◆ **DATASET EXCERPTS**
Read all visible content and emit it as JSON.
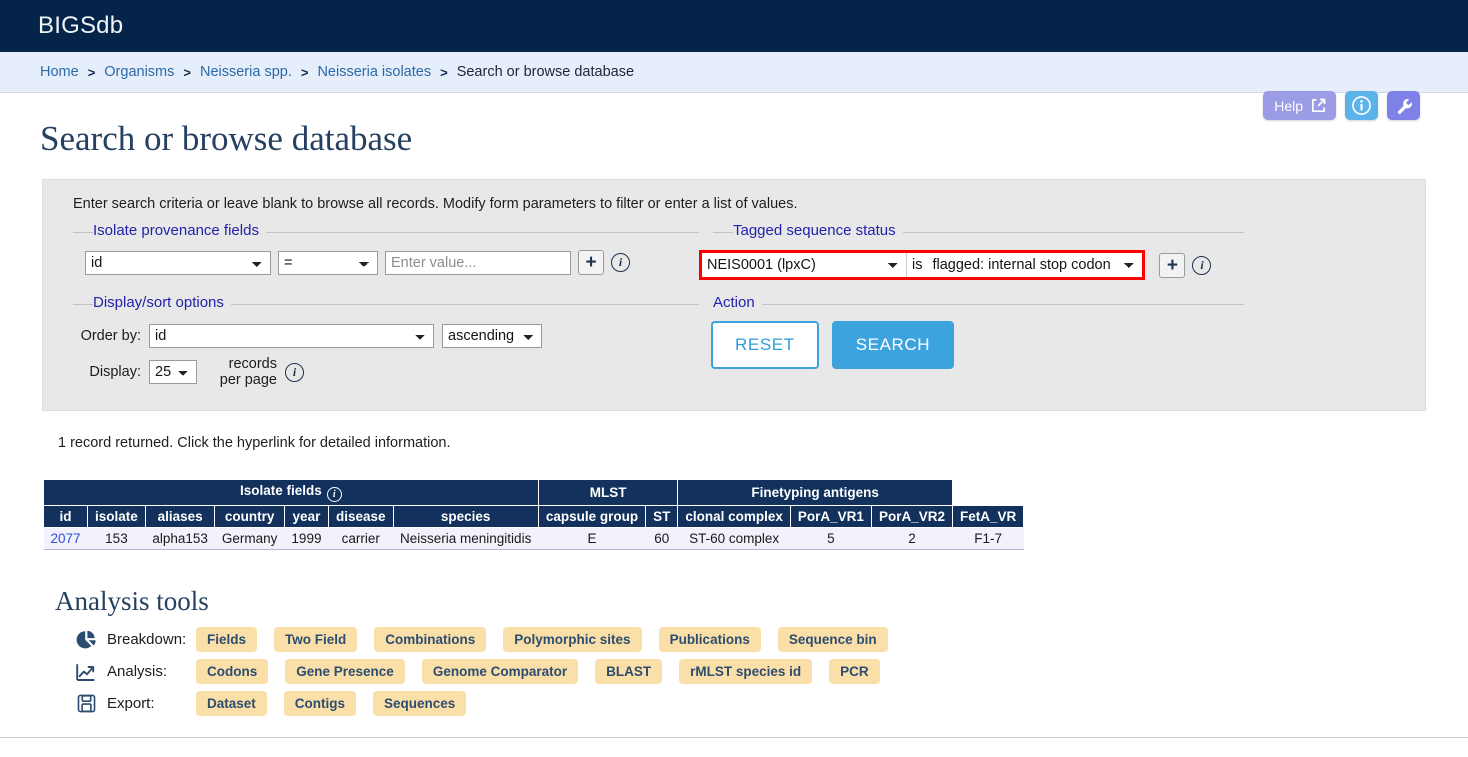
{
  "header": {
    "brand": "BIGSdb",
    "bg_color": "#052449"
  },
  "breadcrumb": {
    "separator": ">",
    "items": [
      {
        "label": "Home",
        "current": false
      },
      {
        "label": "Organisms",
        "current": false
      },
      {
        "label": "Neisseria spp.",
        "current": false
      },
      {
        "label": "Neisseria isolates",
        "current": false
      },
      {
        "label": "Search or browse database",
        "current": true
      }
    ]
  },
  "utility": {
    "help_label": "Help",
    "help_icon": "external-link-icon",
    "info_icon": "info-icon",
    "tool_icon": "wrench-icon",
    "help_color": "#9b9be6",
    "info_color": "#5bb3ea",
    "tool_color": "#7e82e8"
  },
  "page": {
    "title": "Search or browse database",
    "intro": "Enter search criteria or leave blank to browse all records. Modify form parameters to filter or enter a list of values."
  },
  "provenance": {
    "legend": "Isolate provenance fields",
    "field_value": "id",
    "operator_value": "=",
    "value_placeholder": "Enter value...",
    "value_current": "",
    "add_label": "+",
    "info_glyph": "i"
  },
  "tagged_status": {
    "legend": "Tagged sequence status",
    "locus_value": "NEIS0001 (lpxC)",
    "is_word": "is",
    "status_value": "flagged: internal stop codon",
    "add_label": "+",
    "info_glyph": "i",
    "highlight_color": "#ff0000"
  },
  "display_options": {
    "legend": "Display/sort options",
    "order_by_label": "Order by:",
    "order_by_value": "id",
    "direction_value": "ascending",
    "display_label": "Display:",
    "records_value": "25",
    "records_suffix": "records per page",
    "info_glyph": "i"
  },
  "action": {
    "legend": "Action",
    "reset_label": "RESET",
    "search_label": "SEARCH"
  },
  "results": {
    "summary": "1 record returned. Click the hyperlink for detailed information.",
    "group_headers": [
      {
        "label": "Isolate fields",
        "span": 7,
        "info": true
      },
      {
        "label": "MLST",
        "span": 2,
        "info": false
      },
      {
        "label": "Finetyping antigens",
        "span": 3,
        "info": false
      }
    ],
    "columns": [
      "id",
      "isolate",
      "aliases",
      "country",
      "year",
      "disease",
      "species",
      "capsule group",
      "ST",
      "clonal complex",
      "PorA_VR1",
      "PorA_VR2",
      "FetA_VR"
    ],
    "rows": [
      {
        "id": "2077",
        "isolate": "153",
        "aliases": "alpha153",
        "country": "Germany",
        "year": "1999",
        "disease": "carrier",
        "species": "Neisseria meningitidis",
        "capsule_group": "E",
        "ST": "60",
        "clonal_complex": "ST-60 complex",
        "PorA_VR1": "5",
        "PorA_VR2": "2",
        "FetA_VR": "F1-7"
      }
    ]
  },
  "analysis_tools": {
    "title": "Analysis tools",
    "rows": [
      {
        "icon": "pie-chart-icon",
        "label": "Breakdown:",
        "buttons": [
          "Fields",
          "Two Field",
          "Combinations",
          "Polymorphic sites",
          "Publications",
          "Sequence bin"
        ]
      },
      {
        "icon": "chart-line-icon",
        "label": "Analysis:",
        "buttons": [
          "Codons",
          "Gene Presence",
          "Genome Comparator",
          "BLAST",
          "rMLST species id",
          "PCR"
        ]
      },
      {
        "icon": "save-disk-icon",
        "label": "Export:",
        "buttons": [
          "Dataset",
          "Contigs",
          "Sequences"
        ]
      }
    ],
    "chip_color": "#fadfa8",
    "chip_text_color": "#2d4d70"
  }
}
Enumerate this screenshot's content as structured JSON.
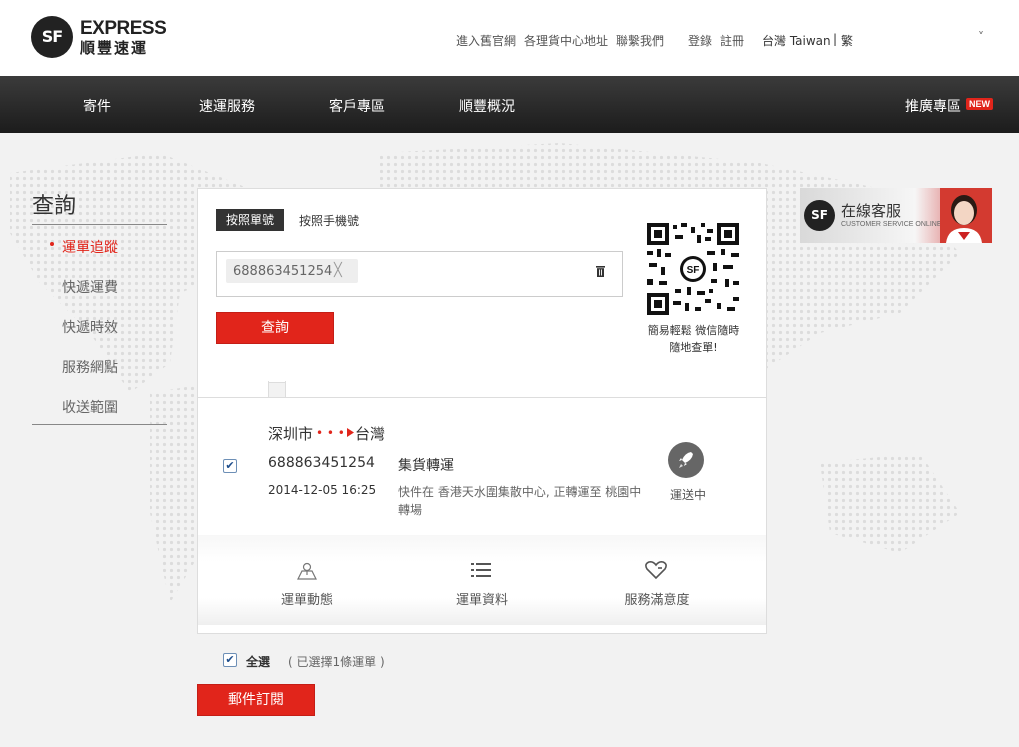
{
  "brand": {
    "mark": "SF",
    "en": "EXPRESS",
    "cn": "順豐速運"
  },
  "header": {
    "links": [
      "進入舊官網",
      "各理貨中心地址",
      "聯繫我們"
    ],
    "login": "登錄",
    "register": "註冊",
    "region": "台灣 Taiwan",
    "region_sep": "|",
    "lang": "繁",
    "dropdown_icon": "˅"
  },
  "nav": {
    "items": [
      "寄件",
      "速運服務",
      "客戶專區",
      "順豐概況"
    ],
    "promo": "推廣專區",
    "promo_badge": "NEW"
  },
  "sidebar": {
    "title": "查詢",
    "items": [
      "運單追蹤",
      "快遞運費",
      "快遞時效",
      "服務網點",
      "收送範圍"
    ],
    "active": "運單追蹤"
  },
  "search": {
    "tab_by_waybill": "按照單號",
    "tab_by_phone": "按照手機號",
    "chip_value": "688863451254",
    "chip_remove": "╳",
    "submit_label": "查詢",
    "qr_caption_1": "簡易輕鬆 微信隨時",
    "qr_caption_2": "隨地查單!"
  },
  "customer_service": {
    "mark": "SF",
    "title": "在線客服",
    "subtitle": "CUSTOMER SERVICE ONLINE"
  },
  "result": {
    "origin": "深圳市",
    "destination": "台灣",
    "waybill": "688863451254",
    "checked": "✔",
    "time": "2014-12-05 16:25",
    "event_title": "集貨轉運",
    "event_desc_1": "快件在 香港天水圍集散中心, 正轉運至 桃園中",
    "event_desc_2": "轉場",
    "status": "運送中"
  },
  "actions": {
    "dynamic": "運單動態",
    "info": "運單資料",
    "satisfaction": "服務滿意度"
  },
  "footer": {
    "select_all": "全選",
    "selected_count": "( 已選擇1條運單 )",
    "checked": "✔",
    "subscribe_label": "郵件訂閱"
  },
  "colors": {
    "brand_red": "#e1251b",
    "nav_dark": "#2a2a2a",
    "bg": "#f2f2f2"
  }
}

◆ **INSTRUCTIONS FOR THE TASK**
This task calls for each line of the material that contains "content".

◆ **ANSWER AREA**
Read all visible content and emit it as JSON.
Enumerate this screenshot's content as structured JSON.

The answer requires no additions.